───── Extracted information ─────
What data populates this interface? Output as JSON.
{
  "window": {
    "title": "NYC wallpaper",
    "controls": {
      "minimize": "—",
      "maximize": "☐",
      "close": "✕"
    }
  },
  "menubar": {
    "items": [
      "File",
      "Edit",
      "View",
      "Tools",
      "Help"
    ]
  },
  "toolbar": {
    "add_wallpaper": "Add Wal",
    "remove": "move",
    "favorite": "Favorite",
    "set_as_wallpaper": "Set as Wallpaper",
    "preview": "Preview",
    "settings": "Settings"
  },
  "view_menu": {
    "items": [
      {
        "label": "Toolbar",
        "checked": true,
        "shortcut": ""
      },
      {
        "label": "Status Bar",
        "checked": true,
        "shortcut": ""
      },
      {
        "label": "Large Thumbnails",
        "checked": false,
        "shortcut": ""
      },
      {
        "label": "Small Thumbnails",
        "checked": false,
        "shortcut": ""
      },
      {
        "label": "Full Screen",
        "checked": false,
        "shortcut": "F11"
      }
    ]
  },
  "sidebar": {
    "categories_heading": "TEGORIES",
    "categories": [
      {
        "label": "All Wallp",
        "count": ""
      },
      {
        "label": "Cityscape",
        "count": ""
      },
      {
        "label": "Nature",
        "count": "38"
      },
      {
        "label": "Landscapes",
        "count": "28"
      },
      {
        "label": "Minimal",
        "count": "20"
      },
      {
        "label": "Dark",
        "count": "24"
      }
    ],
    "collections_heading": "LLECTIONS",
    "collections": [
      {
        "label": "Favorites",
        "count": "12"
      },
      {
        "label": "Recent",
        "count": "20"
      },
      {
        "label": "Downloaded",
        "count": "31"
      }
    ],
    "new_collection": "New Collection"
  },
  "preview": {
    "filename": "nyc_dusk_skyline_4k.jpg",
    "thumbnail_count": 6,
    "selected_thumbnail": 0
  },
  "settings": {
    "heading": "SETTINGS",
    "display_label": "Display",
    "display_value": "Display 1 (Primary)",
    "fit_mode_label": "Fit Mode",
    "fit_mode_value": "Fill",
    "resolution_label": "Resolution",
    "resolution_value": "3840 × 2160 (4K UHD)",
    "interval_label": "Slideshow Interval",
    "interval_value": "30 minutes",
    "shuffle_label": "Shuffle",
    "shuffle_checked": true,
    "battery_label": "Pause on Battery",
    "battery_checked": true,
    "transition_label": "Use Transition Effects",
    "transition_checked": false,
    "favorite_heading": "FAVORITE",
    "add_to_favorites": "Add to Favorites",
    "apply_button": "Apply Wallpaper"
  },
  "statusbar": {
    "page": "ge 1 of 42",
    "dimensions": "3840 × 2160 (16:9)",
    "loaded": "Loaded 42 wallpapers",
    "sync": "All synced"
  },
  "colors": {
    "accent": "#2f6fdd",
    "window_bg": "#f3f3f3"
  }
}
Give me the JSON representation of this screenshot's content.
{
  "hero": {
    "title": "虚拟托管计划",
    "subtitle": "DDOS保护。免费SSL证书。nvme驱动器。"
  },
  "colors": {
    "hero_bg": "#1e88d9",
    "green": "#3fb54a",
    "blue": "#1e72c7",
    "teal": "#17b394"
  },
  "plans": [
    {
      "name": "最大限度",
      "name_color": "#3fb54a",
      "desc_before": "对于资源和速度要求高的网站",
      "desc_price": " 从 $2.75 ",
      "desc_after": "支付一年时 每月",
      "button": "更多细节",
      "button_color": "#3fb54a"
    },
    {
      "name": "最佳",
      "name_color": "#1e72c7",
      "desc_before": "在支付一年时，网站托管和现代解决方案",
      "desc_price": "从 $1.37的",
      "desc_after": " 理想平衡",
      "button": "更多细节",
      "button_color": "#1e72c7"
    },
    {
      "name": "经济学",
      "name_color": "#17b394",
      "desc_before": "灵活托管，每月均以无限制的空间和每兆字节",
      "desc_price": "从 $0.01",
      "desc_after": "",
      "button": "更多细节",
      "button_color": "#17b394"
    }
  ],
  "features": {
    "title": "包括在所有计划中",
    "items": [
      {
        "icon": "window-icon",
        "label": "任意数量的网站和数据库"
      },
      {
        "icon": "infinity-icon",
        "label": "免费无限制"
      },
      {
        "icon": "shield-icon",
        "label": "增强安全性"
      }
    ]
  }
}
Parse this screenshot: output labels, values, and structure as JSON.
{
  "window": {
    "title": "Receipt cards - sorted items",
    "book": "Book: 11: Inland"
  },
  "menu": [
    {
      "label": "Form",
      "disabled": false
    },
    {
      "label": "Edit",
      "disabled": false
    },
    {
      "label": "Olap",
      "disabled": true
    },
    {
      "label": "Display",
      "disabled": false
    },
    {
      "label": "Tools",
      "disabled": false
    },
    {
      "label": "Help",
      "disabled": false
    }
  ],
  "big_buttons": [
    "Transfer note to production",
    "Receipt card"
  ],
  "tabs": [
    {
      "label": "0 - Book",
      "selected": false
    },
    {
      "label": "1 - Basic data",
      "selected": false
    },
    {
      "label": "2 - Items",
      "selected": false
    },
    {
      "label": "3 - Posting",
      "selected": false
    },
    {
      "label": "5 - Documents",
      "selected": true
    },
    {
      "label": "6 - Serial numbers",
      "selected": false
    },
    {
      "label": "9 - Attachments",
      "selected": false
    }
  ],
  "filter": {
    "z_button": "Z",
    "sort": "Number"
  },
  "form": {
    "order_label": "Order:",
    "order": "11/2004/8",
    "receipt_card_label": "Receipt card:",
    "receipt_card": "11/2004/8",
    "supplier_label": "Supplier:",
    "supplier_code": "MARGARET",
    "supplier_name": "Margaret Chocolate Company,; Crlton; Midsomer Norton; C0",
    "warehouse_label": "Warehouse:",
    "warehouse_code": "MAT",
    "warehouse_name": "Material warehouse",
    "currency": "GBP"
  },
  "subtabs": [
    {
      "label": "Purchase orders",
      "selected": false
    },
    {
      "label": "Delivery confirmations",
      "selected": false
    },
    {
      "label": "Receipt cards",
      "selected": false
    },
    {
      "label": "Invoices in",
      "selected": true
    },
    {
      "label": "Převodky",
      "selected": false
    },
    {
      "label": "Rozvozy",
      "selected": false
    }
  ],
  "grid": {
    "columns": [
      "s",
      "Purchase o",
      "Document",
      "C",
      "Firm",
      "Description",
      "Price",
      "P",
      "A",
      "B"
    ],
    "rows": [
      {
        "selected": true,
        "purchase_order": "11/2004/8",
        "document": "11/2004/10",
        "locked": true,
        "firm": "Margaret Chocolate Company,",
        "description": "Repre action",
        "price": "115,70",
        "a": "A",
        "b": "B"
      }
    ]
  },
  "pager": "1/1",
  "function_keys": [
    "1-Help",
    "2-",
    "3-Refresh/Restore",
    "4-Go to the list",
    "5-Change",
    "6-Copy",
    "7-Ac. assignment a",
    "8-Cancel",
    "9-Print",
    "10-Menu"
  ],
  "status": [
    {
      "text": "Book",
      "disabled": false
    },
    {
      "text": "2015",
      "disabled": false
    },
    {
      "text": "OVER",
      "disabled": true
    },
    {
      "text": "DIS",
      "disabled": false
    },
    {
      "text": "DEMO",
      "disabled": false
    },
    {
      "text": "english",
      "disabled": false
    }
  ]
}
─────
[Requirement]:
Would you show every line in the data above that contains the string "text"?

[Answer to this exercise]:
      "text": "Book",
      "text": "2015",
      "text": "OVER",
      "text": "DIS",
      "text": "DEMO",
      "text": "english",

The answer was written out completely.